Why do we sometimes treat the people we love the most in the worst ways? Many of us say things to our spouses we would never say to a stranger in line at the grocery store. We wouldn’t have treated our partners this way when we were first dating, as we were too concerned about impressing them.
Think back over the history of your relationship, whether it involves many years or only a few. When did it become okay to stop being polite and courteous? When did even basic courtesies, such as saying please and thank you or cleaning up after yourself, stop happening? Okay, some days are better than others, but somewhere along the line, many spouses end up treating others better than they treat their partners.
Five Ways We Take Our Partners for Granted
One way we take our partners for granted is in the expectations we set for them. This is a rather insidious and destructive process. It starts in a positive way, with your spouse doing something kind or helpful for you. Maybe it is washing the dishes after dinner or picking up something you needed from the store without being asked. You appreciate the act and are thankful, and you probably say so. Then it happens again, and you think, Wow, this is cool. I could get used to this! Sure enough, that is exactly what you do . . . you get used to it. Over time, what used to be new and exciting becomes the new normal that you now expect.

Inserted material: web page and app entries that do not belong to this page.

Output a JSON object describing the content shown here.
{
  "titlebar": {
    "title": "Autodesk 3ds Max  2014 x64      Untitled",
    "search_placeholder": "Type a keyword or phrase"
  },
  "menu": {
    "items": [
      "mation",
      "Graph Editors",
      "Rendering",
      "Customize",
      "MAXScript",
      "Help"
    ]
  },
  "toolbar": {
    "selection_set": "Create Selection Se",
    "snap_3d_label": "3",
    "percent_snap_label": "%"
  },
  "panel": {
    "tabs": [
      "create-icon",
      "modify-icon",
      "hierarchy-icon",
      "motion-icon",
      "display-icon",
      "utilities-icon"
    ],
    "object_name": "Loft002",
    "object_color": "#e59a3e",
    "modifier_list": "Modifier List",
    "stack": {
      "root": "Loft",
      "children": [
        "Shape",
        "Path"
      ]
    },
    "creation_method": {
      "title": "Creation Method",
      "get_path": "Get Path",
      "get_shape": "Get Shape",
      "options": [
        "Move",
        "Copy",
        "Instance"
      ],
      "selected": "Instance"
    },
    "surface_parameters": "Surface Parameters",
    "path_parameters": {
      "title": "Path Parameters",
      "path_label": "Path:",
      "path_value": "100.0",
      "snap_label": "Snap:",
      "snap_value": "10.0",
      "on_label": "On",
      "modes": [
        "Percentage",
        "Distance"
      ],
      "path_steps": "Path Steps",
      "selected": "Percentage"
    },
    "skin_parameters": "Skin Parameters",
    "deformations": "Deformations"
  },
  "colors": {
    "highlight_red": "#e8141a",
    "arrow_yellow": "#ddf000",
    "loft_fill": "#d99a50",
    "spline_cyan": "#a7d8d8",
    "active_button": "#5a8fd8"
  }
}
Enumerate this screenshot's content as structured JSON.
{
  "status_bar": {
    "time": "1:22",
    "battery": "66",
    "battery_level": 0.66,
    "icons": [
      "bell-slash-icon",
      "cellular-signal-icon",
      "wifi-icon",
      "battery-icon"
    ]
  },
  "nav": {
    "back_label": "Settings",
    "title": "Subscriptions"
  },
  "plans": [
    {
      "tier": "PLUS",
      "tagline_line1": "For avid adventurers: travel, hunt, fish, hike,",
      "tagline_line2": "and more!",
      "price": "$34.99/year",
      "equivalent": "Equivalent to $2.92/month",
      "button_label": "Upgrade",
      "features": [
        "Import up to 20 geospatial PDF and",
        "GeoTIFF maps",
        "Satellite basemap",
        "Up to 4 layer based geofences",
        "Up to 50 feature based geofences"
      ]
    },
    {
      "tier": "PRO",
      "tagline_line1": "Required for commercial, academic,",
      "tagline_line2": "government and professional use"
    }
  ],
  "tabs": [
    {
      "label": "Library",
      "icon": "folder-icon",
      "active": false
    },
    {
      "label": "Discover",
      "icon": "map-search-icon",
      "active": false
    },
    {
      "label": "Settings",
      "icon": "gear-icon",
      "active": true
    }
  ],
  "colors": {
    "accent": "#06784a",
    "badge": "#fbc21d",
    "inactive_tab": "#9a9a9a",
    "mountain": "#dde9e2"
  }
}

Another way we take our partners for granted is by making decisions that don’t include them. Sometimes this happens because you assume you know what your spouse will think. Sometimes you may have talked about a decision and known your partner wasn’t 100 percent on board, but you went ahead and made the decision anyway. When you don’t ask for help or advice from your spouse, or even for their opinion, you send the message that your partner doesn’t matter.When you don’t ask for help or advice from your spouse, or even for their opinion, you send the message that your partner doesn’t matter.Click To Tweet
Lack of Kindness
One of the easiest ways to make your partner feel taken for granted is to stop being kind. When you were dating, perhaps you opened the door and brought your wife flowers. You might have left your husband love notes and did special things for him. Do you find yourself too busy or distracted to take the time to do these things for each other now? Maybe you show a lack of kindness in the words you use. . . or don’t use.
Lack of Romance
Romance takes a lot of work in a marriage. Early on in your relationship, you probably invested more time and energy in romance. I have heard couples talk about how important Valentine’s Day was to them when they were dating, and now they refer to it as a “Hallmark Holiday.” The motivation just isn’t there anymore.
Romance in a marriage doesn’t require grand gestures. It often only requires taking the time to say and do things that let your partner know you are thinking of them in a romantic or sexual way. Most marital partners I have worked with want to feel desired, noticed, and appreciated. When this doesn’t happen, they can easily start to feel that the romance is gone in the relationship.
Lack of Time
I remember a comment a husband made during a session years ago. After many attempts in counseling to create space and time for dates for he and his wife, they still were not able to regularly reserve time for each other. Why do we schedule time for strangers but not the people we share our lives with? It doesn’t make sense. Perhaps the most egregious offense in taking one’s spouse for granted is the lack of time reserved for your partner and the ease with which that time is sacrificed, even if it has been reserved.
Three Ways to Prevent Taking Your Partner for Granted
Make Time for Three Marriage Moments Every Week
Marriage Moment 1: The Schedule
Choose a time when you can sit down together each week for a schedule meeting. Make a commitment to hold this meeting every week no matter what else comes up. During this meeting, look over your schedule for the week. Before you set anything else in stone, reserve the next two marriage moments, the check-in and the date, for the coming week.
Marriage Moment 2: The Check-In
The check-in is a time when you can share any concerns or problems that either of you have that you might not be able to bring up at any other time. This scheduled time prevents the pressure of feeling forced to bring up an issue late at night because you now have a moment to talk to each other.
Marriage Moment 3: The Date
A date does not have to include a carriage ride, a candlelight dinner, and a mind-blowing sexual encounter. If you can work them in, that would be awesome, but many weeks may be too busy for an all-out night of romance. I am suggesting that you spend at least two hours every week enjoying time alone together.
A date can be a walk at sunset, a bike ride, dinner, shopping, or sitting quietly together on your patio. Try to avoid activities such as movies or shows in which you can’t talk or interact with each other.
The Choice Not to Take Each Other for Granted
The choice not to take each other for granted is all about preventing the deterioration of your relationship. Just like a healthy garden, a marriage needs to be tended and taken care of. All you have to do is invest the time and energy you have been using for less important priorities into this new goal—the goal of building up your partner and letting them know how much you appreciate all they do each and every day.
Adapted from 10 Choices Successful Couple Make. Copyright © 2019 Dr. Ron Welch, published by Revell Publishing, used with permission, all rights reserved.